Monolithic architecture is considered one of the more traditional choices. The idea behind this type of CMS is to interconnect all functionalities and make them codependent. It is often referred to as providing an all-in-one or “coupled” system that pulls in everything necessary for managing all content on the web.
Microservice architecture is an application consisting of a suite of small services. It is a microservices-based application that uses lightweight mechanisms to communicate between the various services focused on business goals that can be deployed separately or together through automation. There is minimal centralized management with this type of architecture, making the system “headless” because it does not function as a unified workflow system.
A Decline in Popularity
Monolithic architecture has seen a decline in popularity as consumer demand has evolved. More people than ever before are choosing mobile internet over desktop. Because of this, the “all-in-one” element of monolithic architecture has become more of a hindrance than a helper.
As consumers demand experiences on a variety of devices and channels, monolithic architecture just can’t deliver. Microservice architecture can handle the complexity of product chains and marketing content delivery. Even some eCommerce giants have converted to microservice architecture, including Amazon.
While not every business is suited for microservice architecture, the majority find that it suits their needs.
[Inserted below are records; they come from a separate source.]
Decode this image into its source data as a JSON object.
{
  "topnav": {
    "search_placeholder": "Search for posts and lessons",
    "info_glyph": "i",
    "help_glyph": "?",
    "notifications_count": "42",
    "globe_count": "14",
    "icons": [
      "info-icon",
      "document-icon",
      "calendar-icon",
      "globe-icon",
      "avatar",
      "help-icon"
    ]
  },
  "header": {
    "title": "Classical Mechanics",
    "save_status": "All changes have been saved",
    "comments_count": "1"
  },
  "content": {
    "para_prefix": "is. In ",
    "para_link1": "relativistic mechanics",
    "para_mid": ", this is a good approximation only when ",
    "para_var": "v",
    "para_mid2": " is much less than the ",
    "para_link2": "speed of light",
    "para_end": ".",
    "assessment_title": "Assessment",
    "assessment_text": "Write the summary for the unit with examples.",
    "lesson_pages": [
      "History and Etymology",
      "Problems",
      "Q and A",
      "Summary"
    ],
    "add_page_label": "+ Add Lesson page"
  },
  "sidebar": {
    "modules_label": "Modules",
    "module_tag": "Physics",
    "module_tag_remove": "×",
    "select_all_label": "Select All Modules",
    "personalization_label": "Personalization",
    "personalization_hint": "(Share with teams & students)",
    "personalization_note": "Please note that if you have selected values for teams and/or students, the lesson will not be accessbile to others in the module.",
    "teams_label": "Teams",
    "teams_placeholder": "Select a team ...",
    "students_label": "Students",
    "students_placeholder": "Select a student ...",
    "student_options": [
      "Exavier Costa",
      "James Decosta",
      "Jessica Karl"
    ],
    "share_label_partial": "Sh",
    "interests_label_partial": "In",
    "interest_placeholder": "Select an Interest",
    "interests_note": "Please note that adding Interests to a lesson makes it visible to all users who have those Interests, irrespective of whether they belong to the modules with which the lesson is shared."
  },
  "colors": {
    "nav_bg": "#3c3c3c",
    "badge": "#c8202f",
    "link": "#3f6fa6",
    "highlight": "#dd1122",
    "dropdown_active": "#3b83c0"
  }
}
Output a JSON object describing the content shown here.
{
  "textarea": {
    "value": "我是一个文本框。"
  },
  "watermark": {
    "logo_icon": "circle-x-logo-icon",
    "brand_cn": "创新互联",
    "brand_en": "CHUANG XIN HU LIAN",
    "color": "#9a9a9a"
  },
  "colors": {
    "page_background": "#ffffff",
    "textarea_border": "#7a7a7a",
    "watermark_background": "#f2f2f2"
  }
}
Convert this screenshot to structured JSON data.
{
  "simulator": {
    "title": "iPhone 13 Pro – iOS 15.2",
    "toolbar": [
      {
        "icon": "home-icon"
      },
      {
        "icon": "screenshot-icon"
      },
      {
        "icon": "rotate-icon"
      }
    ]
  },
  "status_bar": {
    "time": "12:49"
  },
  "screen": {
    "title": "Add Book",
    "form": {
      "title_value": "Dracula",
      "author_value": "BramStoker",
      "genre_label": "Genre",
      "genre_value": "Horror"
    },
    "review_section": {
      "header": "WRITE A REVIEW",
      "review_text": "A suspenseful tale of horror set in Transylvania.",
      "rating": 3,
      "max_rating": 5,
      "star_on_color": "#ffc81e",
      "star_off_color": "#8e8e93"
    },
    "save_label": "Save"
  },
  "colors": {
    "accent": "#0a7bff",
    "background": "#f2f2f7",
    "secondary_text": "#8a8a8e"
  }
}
Some key advantages include:
Better Performance: It is easier to isolate specific services and grow them separately from the rest of the app as they’re performing well.
Less Breaks: Involves parallel development of the entire app with fewer breaks and overlaps between different services.
Enhanced Configuration: Easier to reconfigure, which allows for faster, independent delivery of specific portions.
Organization: Each service has its own codebase, which means better overall organization among services.
To learn more about the different types of CMS architecture and which one would best suit your business needs, contact the experts at Fourmangos today!